Given records: Begin

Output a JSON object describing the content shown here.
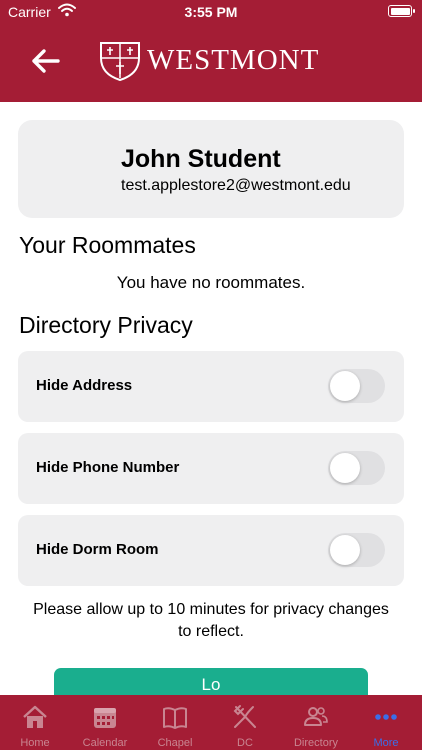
{
  "status_bar": {
    "carrier": "Carrier",
    "time": "3:55 PM"
  },
  "header": {
    "logo_text": "WESTMONT"
  },
  "profile": {
    "name": "John Student",
    "email": "test.applestore2@westmont.edu"
  },
  "roommates": {
    "title": "Your Roommates",
    "empty_text": "You have no roommates."
  },
  "privacy": {
    "title": "Directory Privacy",
    "toggles": [
      {
        "label": "Hide Address",
        "on": false
      },
      {
        "label": "Hide Phone Number",
        "on": false
      },
      {
        "label": "Hide Dorm Room",
        "on": false
      }
    ],
    "note": "Please allow up to 10 minutes for privacy changes to reflect."
  },
  "logout_button": {
    "label": "Lo"
  },
  "tabbar": {
    "tabs": [
      {
        "label": "Home",
        "icon": "home-icon"
      },
      {
        "label": "Calendar",
        "icon": "calendar-icon"
      },
      {
        "label": "Chapel",
        "icon": "book-icon"
      },
      {
        "label": "DC",
        "icon": "fork-knife-icon"
      },
      {
        "label": "Directory",
        "icon": "people-icon"
      },
      {
        "label": "More",
        "icon": "more-dots-icon"
      }
    ],
    "active_index": 5
  },
  "colors": {
    "brand": "#a41d35",
    "accent": "#1aae8e",
    "active_tab": "#3b6ee8"
  }
}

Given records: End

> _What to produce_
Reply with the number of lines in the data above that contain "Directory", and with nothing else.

> _Written solution_
2